Watching the state senate vote yes on same sex marriage was one of those rare, special moments when you know you’re witnessing history. Even rarer, because you know you’re witnessing history in a good way, not watching events like Columbine or 9/11 unfold on TV. It was like hearing Jon Stewart call the election in favor of Obama, or seeing the first episode of Buffy the Vampire Slayer.
I’ll be honest, I haven’t witnessed that much history.
But Friday night was enough. Sitting and watching anxiously with my roommates, after convincing one of them that Anchorman on TNT could wait. (I mean, we have three copies on DVD.) Trying not to get our hopes up, but saying things like, “I think it’s actually going to happen.”
And then it did! Celebratory ciders all around, victory shouts heard throughout the neighborhood, and it was as if things had always been this way. “Remember way back this morning, when same sex couples couldn’t get married? Weird.”
Of course, there were some downers. State Senator Ruben Diaz Sr., mostly. I took a drink every time he was asked to wrap up his rambling speech, which was the only thing that got me through it. It contained such gems as, “God, not Albany, set the definition of marriage.” I would say he should stay at his church, not in Albany, if he really feels that way, but unfortunately his church is located in the Bronx. We don’t want him. Though it is gratifying to watch him be left behind by history. It’s nice to think of him being remembered as an even less effective George Wallace of this civil rights movement, an embarrassment to his family and district.
There were others, most notably Senator Grisanti, who really summed up not only being a good politician, but also a pretty decent person. Grisanti’s speech essentially stated that, though he was raised to personally believe that same sex marriage was wrong, he had to separate this from his work and recognize that all people were deserving of fair and equal treatment.
My social work sense was tingling the entire time.

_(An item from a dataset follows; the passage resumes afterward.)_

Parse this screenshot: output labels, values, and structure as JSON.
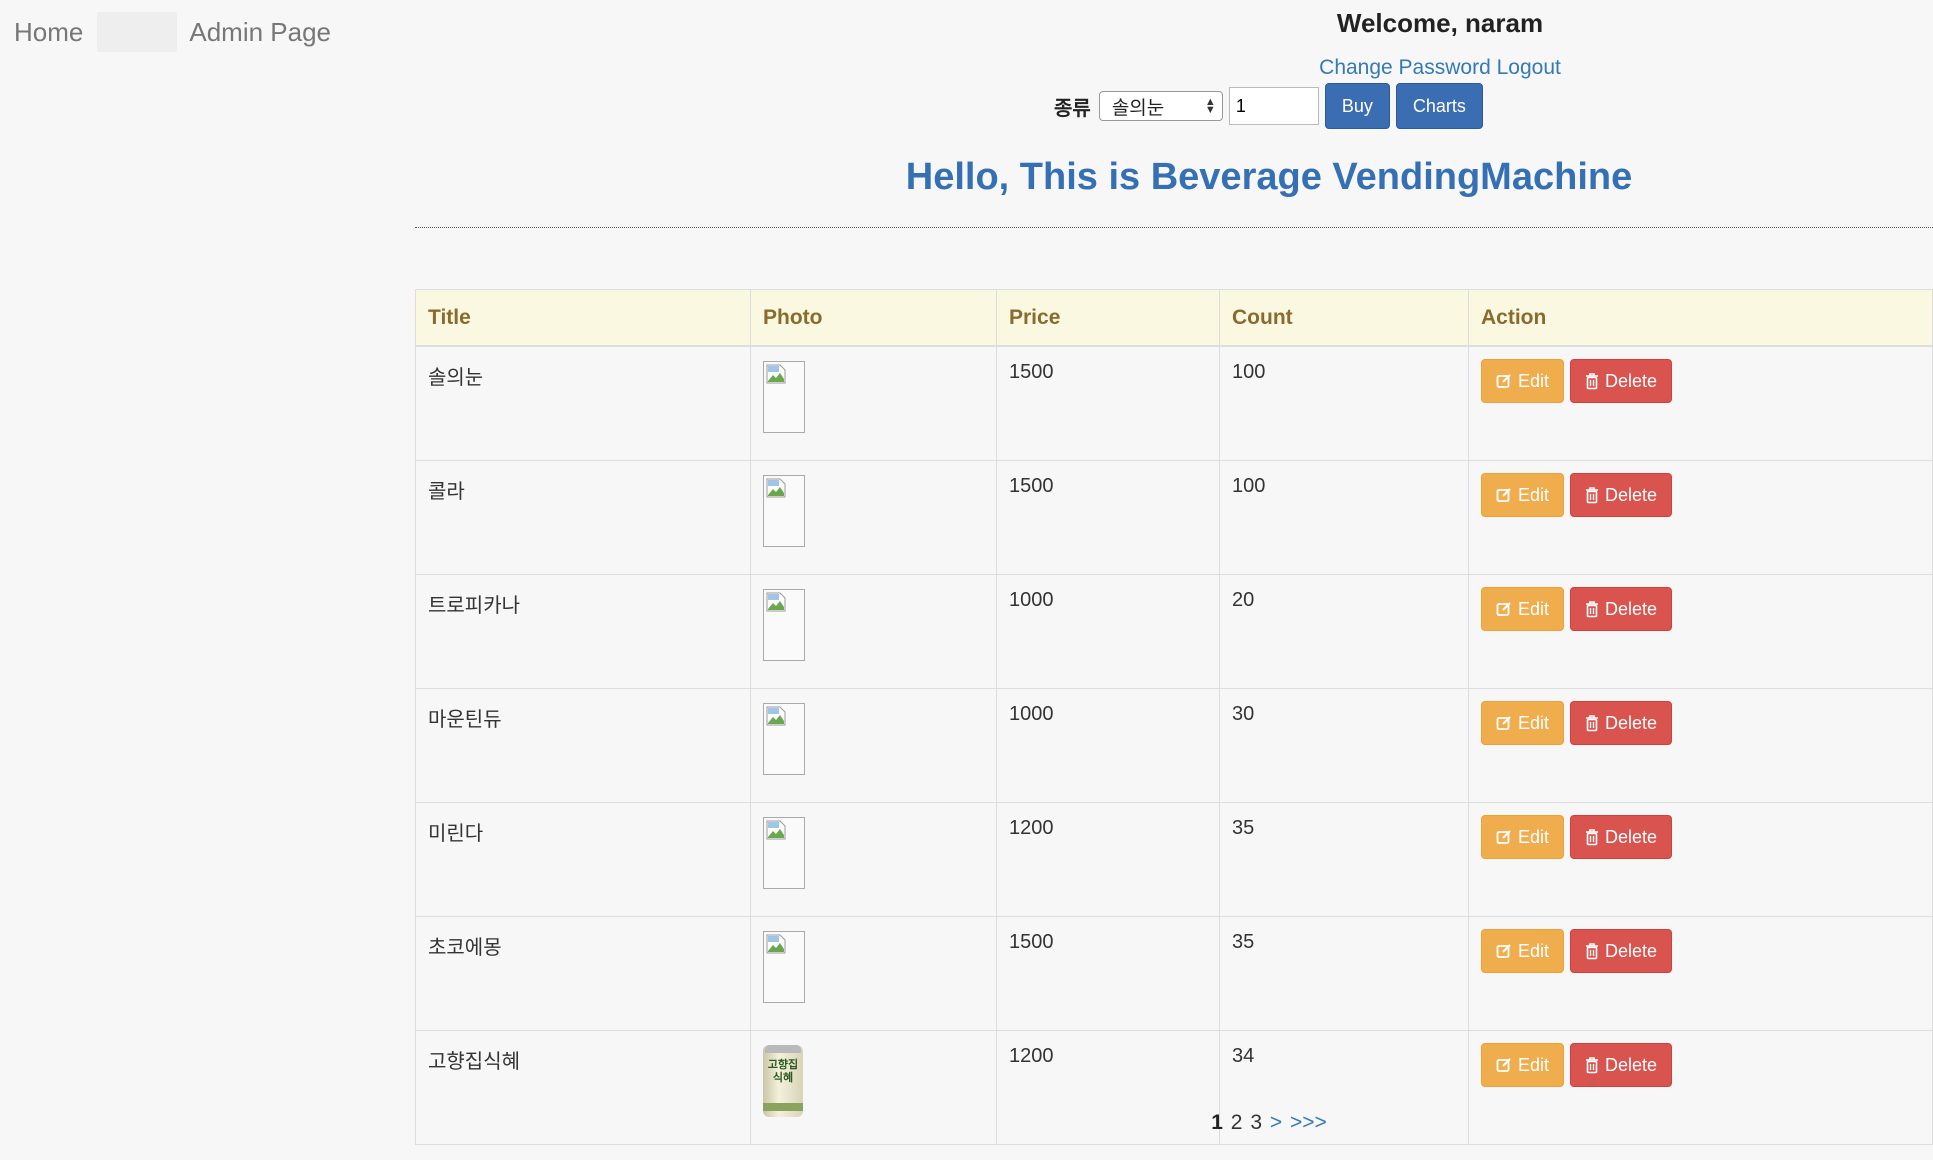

It doesn’t make everything perfect. We don’t have full equality and acceptance, things aren’t magically better. This is one step, a massively important step, towards inclusivity.

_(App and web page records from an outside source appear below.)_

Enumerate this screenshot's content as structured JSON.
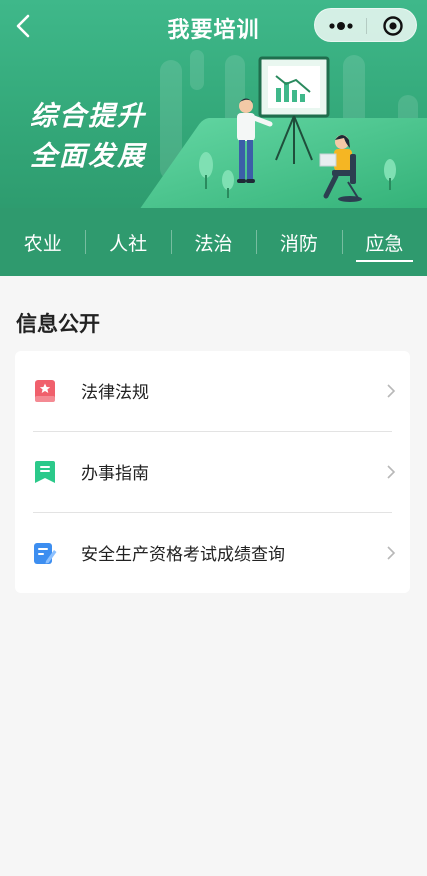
{
  "nav": {
    "title": "我要培训",
    "back_icon": "chevron-left-icon",
    "menu_icon": "more-dots-icon",
    "close_icon": "target-circle-icon"
  },
  "banner": {
    "line1": "综合提升",
    "line2": "全面发展"
  },
  "tabs": [
    {
      "label": "农业",
      "active": false
    },
    {
      "label": "人社",
      "active": false
    },
    {
      "label": "法治",
      "active": false
    },
    {
      "label": "消防",
      "active": false
    },
    {
      "label": "应急",
      "active": true
    }
  ],
  "section": {
    "title": "信息公开",
    "items": [
      {
        "label": "法律法规",
        "icon": "law-book-icon",
        "icon_color": "#f0606c"
      },
      {
        "label": "办事指南",
        "icon": "guide-book-icon",
        "icon_color": "#2bc98a"
      },
      {
        "label": "安全生产资格考试成绩查询",
        "icon": "exam-edit-icon",
        "icon_color": "#3d8ef0"
      }
    ]
  },
  "colors": {
    "brand_green": "#34a97a",
    "tab_bar": "#2f9a6e",
    "page_bg": "#f6f6f6"
  }
}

I am already excited for the way that this affects not only the lives of my friends, family, and all New Yorkers, but for how it affects my work as well.
A lot of the LGBT people we work with are young, struggling with their identity, and dealing with being only marginally accepted, or outright rejected, by their families and communities. Some social workers I know, particularly workers I met in
Japanese Game Show social work school who fancied themselves the Most Out Of The Box Left Thinking Social Worker There Ever Was, talked about marriage equality as an issue of privilege. Something that didn’t matter to a homeless teen.
But people who say that are kidding themselves. The right to marry might not mean a whole lot to a teenager recently kicked out of his parents home and struggling to make it day to day. But living in a state that grants that teenager his basic rights and recognizes him as a full citizen counts for a lot. Just listen to couples who have been together for ten, twenty, fifty years, talk about what marriage means to them. Being recognized as a legitimate couple and family, having equal rights…that’s good for everyone.
I certainly hope that, if I had been around during the 1960s civil rights movement, George Wallace and other segregationists would have pissed me off just as much as Ruben Diaz did. Because stripping people of their rights and humanity goes against our values, personally and professionally.
As social workers, and decent people, we need to keep fighting for equality. And we also need to celebrate this victory.
Cider’s on me!